Of course. We are not talking just about prices. We do need more mandis. We do need more direct marketing options. We need investments in farmer collectives, storages and retention capacity, better warehouse receipts. The government has to invest.
We have placed disproportionate faith in deregulated private markets in these Acts. In the distant past there was disproportionate investment in some locations of mandis.
Farmers and their market interfaces are diverse. A woman farmer sells at the farm gate, an Adivasi farmer in the village haat. We haven’t invested in multiple marketing channels.
Farmers are not asking the government to buy everything. Initially, a little investment is required. But once the purchasing power of rural India is improved it will benefit the economy to the extent that the government can rake in more revenue. With purchasing power in the hands of producers, there is greater hope for farm workers. It’s a virtuous cycle.
Has the experience in contract farming, by and large, not been a good one for farmers?
I find that in the organic farming sector, which is also into contract farming, farmers have actually benefited. The organic market is a niche one they can dip into. It is able to pass on benefits to farmers just like any niche market.
But if you look at contract farming in the seeds industry, for example, there is tremendous exploitation. Child labour exists, very low prices are paid to seed-producing farmers though seed companies charge exorbitant rates to seed- consuming farmers whether its hybrid maize or cotton or sorghum. They don’t even get into direct contracts with seed farmers. They go through agents called seed organizers.
The same system is used for potato contract farming. In Punjab I found that farmers who had a written contract with Pepsi for seed potato production were in a different situation from wafer potato farmers with whom Pepsi did not even have written contracts. The company may or may not buy. There is no assurance. If you look at sugarcane, a classic example of contract farming, it’s a disaster out there. Tens of thousands of crores in arrears are pending to farmers.
So why are we so enthusiastic about contract farming. The government says why are you worried it’s a voluntary agreement. We are having to point out that contract farming appears attractive to highly distressed farmers who receive no assurance from the government. (But) If you guarantee MSP there will be no takers for contract farming.

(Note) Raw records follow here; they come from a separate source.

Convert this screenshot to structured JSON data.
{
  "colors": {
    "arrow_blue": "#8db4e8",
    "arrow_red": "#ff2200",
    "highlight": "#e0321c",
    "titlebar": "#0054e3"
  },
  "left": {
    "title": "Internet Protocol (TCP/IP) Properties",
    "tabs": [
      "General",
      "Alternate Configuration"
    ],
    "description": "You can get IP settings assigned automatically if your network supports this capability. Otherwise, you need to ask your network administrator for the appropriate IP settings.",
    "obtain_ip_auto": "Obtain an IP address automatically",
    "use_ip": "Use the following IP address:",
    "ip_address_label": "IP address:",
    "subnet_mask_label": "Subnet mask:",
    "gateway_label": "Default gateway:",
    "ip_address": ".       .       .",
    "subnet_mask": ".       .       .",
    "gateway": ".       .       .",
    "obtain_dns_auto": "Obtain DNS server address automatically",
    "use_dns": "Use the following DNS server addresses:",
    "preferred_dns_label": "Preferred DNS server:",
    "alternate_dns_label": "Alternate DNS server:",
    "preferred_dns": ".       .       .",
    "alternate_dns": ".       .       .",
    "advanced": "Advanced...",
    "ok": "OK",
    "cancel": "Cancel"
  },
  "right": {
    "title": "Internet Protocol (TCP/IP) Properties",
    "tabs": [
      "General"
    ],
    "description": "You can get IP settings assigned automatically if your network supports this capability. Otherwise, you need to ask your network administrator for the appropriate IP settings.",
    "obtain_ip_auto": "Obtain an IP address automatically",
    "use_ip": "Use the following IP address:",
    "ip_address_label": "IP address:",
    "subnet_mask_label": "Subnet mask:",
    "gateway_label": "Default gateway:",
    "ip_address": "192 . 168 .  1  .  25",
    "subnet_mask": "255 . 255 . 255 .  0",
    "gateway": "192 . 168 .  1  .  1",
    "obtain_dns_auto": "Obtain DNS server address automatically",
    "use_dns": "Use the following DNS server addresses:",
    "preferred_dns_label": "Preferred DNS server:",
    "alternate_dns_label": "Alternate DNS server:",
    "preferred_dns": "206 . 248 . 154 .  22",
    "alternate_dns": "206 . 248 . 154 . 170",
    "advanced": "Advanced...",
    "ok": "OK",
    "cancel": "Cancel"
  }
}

The market is so adverse to farmers that an enterprise offering contract farming looks attractive. So, we have to dig deeper into what appears to be voluntary.
Maybe they need better regulation for contract farming?
But so many states already have contract farming laws in their APMC Acts. Punjab and Tamil Nadu have separate contract farming legislation. Gujarat, Maharashtra and Odisha have incorporated contract farming provisions in their APMC Acts. Why do we need a central law?
Contract farming has never been an attractive proposition to corporations because they don’t want to deal with so many marginal farmers. They would rather have a 500-hectare farmer doing it for them.
In this contract farming law, farmers have also been defined as an FPO (Farmer-Producer Organisation). That is a re-conceptualization of the FPO. For all of us, an FPO is an empowering farmer collective for greater bargaining space. Whereas in the government’s concept, the FPO is that chamcha who will make the job of the company easier by aggregating individual marginal farmers. There is a part in the contract Act called a production agreement which is akin to corporate farming where the risk is supposedly taken by the sponsor. It’s not as clean as it looks.